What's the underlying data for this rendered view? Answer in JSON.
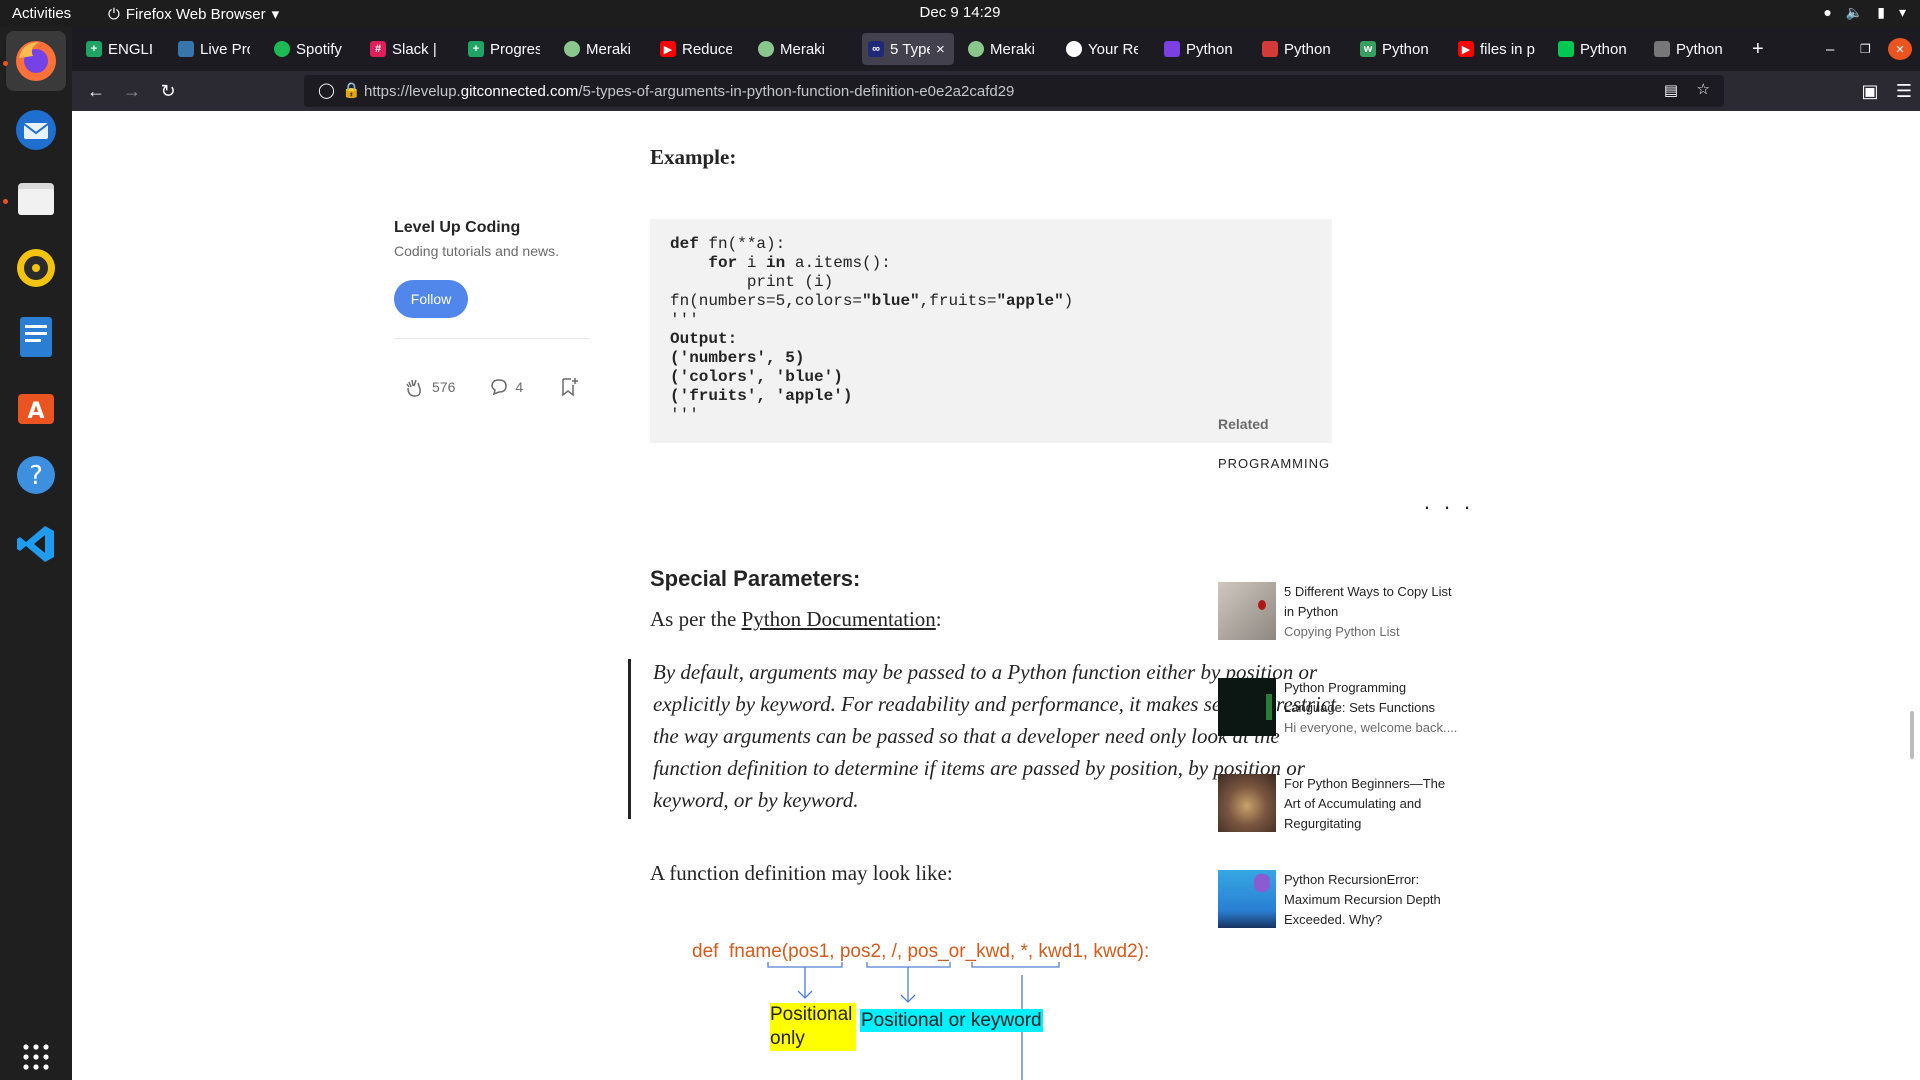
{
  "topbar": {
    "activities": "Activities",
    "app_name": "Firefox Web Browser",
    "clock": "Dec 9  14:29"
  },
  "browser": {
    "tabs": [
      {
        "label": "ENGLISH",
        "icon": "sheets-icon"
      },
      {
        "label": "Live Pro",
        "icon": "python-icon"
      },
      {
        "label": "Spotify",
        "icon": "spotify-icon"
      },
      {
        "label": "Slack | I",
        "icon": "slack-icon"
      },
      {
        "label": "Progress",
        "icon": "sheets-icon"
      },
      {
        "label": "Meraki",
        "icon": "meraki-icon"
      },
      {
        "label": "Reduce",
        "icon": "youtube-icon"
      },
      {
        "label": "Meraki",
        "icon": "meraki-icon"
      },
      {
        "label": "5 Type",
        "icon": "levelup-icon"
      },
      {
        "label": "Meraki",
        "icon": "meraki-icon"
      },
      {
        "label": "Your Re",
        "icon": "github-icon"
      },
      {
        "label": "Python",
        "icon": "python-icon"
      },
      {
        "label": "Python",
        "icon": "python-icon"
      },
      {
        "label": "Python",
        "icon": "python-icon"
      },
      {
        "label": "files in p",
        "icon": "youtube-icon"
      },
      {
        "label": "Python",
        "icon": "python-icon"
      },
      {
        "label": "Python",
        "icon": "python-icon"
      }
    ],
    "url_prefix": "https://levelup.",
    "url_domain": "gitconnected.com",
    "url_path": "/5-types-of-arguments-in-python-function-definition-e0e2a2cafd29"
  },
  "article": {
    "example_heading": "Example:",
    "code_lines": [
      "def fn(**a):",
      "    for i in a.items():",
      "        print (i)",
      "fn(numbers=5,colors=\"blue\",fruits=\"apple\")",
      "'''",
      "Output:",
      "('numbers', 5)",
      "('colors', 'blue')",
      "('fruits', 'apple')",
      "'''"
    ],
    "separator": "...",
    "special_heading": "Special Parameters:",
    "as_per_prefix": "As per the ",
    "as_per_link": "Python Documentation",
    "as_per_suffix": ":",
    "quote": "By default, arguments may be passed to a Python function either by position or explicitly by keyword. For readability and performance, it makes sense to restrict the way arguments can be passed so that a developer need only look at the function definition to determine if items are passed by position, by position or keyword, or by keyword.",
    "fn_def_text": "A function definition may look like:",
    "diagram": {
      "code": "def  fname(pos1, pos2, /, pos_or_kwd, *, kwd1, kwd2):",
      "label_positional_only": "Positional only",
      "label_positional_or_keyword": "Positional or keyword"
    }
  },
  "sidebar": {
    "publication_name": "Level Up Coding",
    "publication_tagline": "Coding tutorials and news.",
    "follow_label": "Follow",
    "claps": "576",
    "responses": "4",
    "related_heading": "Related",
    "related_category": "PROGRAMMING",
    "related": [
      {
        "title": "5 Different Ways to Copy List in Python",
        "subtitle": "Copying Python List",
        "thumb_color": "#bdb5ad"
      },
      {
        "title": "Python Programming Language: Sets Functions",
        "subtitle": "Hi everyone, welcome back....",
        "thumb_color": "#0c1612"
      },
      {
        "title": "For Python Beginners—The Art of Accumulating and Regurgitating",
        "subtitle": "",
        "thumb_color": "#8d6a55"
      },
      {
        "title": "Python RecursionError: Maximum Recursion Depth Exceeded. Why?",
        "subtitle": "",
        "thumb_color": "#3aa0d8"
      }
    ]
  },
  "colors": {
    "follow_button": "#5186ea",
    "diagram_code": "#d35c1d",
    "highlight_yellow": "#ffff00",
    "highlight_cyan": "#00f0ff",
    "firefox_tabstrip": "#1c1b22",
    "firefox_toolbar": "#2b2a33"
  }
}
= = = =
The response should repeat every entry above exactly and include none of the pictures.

What's the underlying data for this rendered view? Answer in JSON.
{
  "topbar": {
    "activities": "Activities",
    "app_name": "Firefox Web Browser",
    "clock": "Dec 9  14:29"
  },
  "browser": {
    "tabs": [
      {
        "label": "ENGLISH",
        "icon": "sheets-icon"
      },
      {
        "label": "Live Pro",
        "icon": "python-icon"
      },
      {
        "label": "Spotify",
        "icon": "spotify-icon"
      },
      {
        "label": "Slack | I",
        "icon": "slack-icon"
      },
      {
        "label": "Progress",
        "icon": "sheets-icon"
      },
      {
        "label": "Meraki",
        "icon": "meraki-icon"
      },
      {
        "label": "Reduce",
        "icon": "youtube-icon"
      },
      {
        "label": "Meraki",
        "icon": "meraki-icon"
      },
      {
        "label": "5 Type",
        "icon": "levelup-icon"
      },
      {
        "label": "Meraki",
        "icon": "meraki-icon"
      },
      {
        "label": "Your Re",
        "icon": "github-icon"
      },
      {
        "label": "Python",
        "icon": "python-icon"
      },
      {
        "label": "Python",
        "icon": "python-icon"
      },
      {
        "label": "Python",
        "icon": "python-icon"
      },
      {
        "label": "files in p",
        "icon": "youtube-icon"
      },
      {
        "label": "Python",
        "icon": "python-icon"
      },
      {
        "label": "Python",
        "icon": "python-icon"
      }
    ],
    "url_prefix": "https://levelup.",
    "url_domain": "gitconnected.com",
    "url_path": "/5-types-of-arguments-in-python-function-definition-e0e2a2cafd29"
  },
  "article": {
    "example_heading": "Example:",
    "code_lines": [
      "def fn(**a):",
      "    for i in a.items():",
      "        print (i)",
      "fn(numbers=5,colors=\"blue\",fruits=\"apple\")",
      "'''",
      "Output:",
      "('numbers', 5)",
      "('colors', 'blue')",
      "('fruits', 'apple')",
      "'''"
    ],
    "separator": "...",
    "special_heading": "Special Parameters:",
    "as_per_prefix": "As per the ",
    "as_per_link": "Python Documentation",
    "as_per_suffix": ":",
    "quote": "By default, arguments may be passed to a Python function either by position or explicitly by keyword. For readability and performance, it makes sense to restrict the way arguments can be passed so that a developer need only look at the function definition to determine if items are passed by position, by position or keyword, or by keyword.",
    "fn_def_text": "A function definition may look like:",
    "diagram": {
      "code": "def  fname(pos1, pos2, /, pos_or_kwd, *, kwd1, kwd2):",
      "label_positional_only": "Positional only",
      "label_positional_or_keyword": "Positional or keyword"
    }
  },
  "sidebar": {
    "publication_name": "Level Up Coding",
    "publication_tagline": "Coding tutorials and news.",
    "follow_label": "Follow",
    "claps": "576",
    "responses": "4",
    "related_heading": "Related",
    "related_category": "PROGRAMMING",
    "related": [
      {
        "title": "5 Different Ways to Copy List in Python",
        "subtitle": "Copying Python List",
        "thumb_color": "#bdb5ad"
      },
      {
        "title": "Python Programming Language: Sets Functions",
        "subtitle": "Hi everyone, welcome back....",
        "thumb_color": "#0c1612"
      },
      {
        "title": "For Python Beginners—The Art of Accumulating and Regurgitating",
        "subtitle": "",
        "thumb_color": "#8d6a55"
      },
      {
        "title": "Python RecursionError: Maximum Recursion Depth Exceeded. Why?",
        "subtitle": "",
        "thumb_color": "#3aa0d8"
      }
    ]
  },
  "colors": {
    "follow_button": "#5186ea",
    "diagram_code": "#d35c1d",
    "highlight_yellow": "#ffff00",
    "highlight_cyan": "#00f0ff",
    "firefox_tabstrip": "#1c1b22",
    "firefox_toolbar": "#2b2a33"
  }
}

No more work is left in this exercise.